A great deal of analytical focus has been on possible opposition unity to take on the Bharatiya Janata electorally in the north. But barring Uttar Pradesh, where the Samajwadi Party and the Bahujan Samaj Party are prominent players in the anti-BJP formation, nearly all of north India will see a direct contest between the Congress and the BJP.
It will make little difference to the prospects of either, whether the likes of Trinamool Congress or the rest of the regional opposition combines to contest against the ruling party at the Centre. The case in the south is more interesting. While in north India, opposition unity is to stop the BJP juggernaut, the southern unity is aimed at nipping the BJP challenge in the bud.
The BJP is yet to make a mark in that region, though it has been gaining traction among the people in States such as Kerala and is formidable in Karnataka. It appears that the southern opposition leaders have decided to play the north versus south card to tackle the BJP. Kamal Haasan wants a Dravida unity, since he believes that southern States share a common Dravidian legacy. Those like MK Stalin of the DMK have floated the theory that the southern States must unite to take on the Centre.

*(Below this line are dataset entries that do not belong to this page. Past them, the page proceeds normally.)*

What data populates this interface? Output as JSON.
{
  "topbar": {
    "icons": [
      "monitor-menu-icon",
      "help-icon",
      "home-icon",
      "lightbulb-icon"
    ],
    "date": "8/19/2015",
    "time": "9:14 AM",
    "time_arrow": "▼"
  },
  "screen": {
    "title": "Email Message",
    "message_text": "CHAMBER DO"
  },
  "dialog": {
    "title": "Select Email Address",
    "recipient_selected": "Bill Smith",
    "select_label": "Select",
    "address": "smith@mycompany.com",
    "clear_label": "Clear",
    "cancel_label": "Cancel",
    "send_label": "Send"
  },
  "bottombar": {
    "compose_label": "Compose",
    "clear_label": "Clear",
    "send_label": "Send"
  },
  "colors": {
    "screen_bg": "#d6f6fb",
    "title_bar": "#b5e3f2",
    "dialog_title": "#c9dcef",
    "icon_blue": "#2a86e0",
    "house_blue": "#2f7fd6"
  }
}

The idea is to paint the BJP as anti-south. The Congress’s Karnataka Government has declared a State flag to demonstrate the State’s unique nature. Now, some southern leaders opposed to the BJP have begun to raise the 15th Finance Commission’s possible move to use the population index for resource allocation, saying that this would be yet another instance of the Centre penalising the south, because its low population ratio would make it the loser as compared to heavily populated States of north India.

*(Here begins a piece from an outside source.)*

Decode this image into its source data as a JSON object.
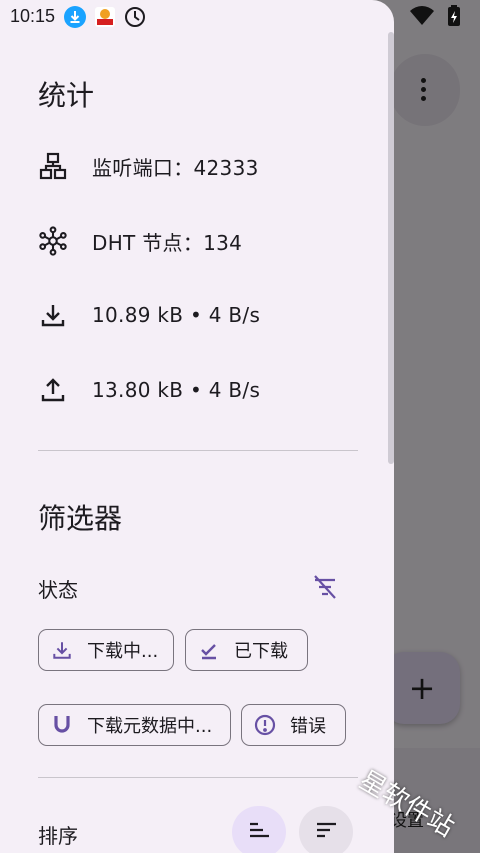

The south versus north narrative is dangerous, and regional parties would do well to not arouse sentiments based on such parochial considerations. Seeking electoral victories in one thing; creating an artificial divide is another. Perhaps these parties are enthusiastic about seizing the initiative after the fall-out between the BJP and the Telugu Desam Party in Andhra Pradesh. In that State too, the YSR Congress is playing the regional card and asking the TDP to join hands with it in opposing the BJP and demanding special category status for the State. This regional grouping in the south is not a good sign for the BJP though, since the party needs allies to expand its footprints there. Barring in Karnataka, where it is directly pitted against the Congress — and the Janata Dal (Secular) to an extent — it cannot do with partners.